“Sometimes people will tell me that there’s a lot of talk about, ‘Well, (Nebraska) took this guy who’s unrecruited or that guy who’s unrecruited,’” Rhule said via Husker Online. “Why should what someone else is doing — their opinion of a player — affect my opinion?”

He also added this:

“We had kids come to our camp that ran 4.38, 4.42 (40s), broad-jumped 10-5, and I don’t care who else offered them (scholarships),” Rhule said. “If I can’t coach a kid who runs that fast and jumps that high, then I can’t coach.”

None of us know if Rhule’s approach will work at Nebraska. But I think it will. Beyond that, Rhule has a strategy. He has a plan and he’s going to execute it.

That’s more than you could say about the previous guy.

A leader of men

Some people are born leaders and Rhule strikes me as one. His answers — even to some really weird questions — were perfect. He did a tremendous job of communicating the values and goals of Nebraska football.

The players and recruits have talked about how genuine Rhule is. And you can see it when he meets with the media. Rhule isn’t an act. He’s genuine and he’s just a good dude.
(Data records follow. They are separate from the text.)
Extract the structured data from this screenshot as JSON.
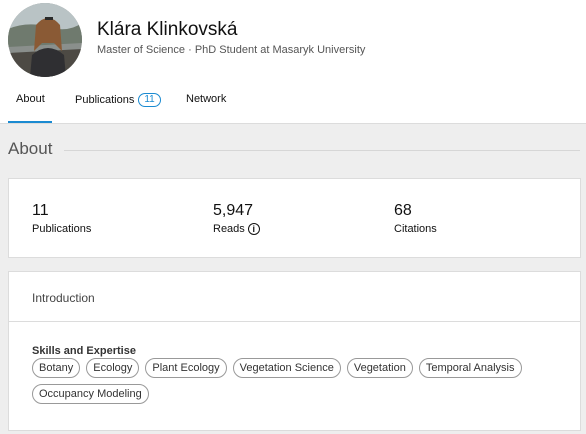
{
  "profile": {
    "name": "Klára Klinkovská",
    "subtitle": "Master of Science · PhD Student at Masaryk University"
  },
  "tabs": [
    {
      "label": "About",
      "active": true
    },
    {
      "label": "Publications",
      "badge": "11"
    },
    {
      "label": "Network"
    }
  ],
  "about": {
    "section_title": "About"
  },
  "stats": [
    {
      "value": "11",
      "label": "Publications"
    },
    {
      "value": "5,947",
      "label": "Reads",
      "icon": "info-icon"
    },
    {
      "value": "68",
      "label": "Citations"
    }
  ],
  "intro": {
    "title": "Introduction",
    "skills_title": "Skills and Expertise",
    "skills": [
      "Botany",
      "Ecology",
      "Plant Ecology",
      "Vegetation Science",
      "Vegetation",
      "Temporal Analysis",
      "Occupancy Modeling"
    ]
  },
  "colors": {
    "accent": "#1a8ad1",
    "background": "#eeeeee"
  }
}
He’s intense though.

Don’t mistake the awe-shucks attitude and the love for cinnamon rolls and chili for a nice guy. Rhule is meticulous in terms of work and his fall camp is going to be tougher than anyone Scott Frost put on.

That’s a prediction I feel 100 percent confident in making. He believes in doing the little things right and that’s going to be a key to success.

Rhule isn’t happy with the Arik Gilbert situation

It wasn’t surprising that Rhule was asked about the status of Nebraska football tight end Arik Gilbert. The former five-star tight end transferred from LSU to Georgia, and then to Nebraska.

The NCAA put in place new rules about second-time transfers. Gilbert isn’t a graduate transfer at this point, so he needs a waiver and according to Rhule, one hasn’t come yet. All Rhule said was, “He should be able to play.”

We’ll see if the NCAA agrees with Rhule. If not, you wonder if Gilbert will ever play a down for the Huskers. Sean Callahan reported that some NFL scouts might come to practice to scout Gilbert if he can’t play, which tells you just how good he is, and how painful it would be for the Huskers if he’s not eligible.

Georgia, his former program, has also said he should be eligible, so I really don’t see the issue, except that the new rules for two-year transfers have a lot less wiggle room in terms of waivers.

Mario Buford injury

One final thing we learned on Thursday about the Nebraska football team is that it will be without Mario Buford for the start of fall camp as he’s still recovering from injury.

It’s not a great sign obviously. Rhule didn’t indicate how long he could be out. The 3-3-5 defense has five defensive back starters and the loss of Buford could mean someone like Omar Brown and Corey Collier could get more playing time.

Myles Farmer is a returning starter but Brown has played well and also seemed in line for a starting role. It will be interesting to see how it plays out, but Buford is one of Nebraska football’s best defenders and the Huskers need him back to 100 percent as soon as possible.

For More Nebraska content, follow us on Twitter, like our Facebook Page, and Subscribe to the Husker Big Red YouTube Channel. You can also find our podcast on Apple or Spotify, or purchase our Husker Big Red Merchandise.









Chris has worked in sports journalism since 2005 writing for multiple newspapers and websites such as the Bleacher Report and Fansided before starting Husker Big Red, A fan site for hardcore followers of the #Huskers offering articles, podcasts, videos and more exclusive content on all things Nebraska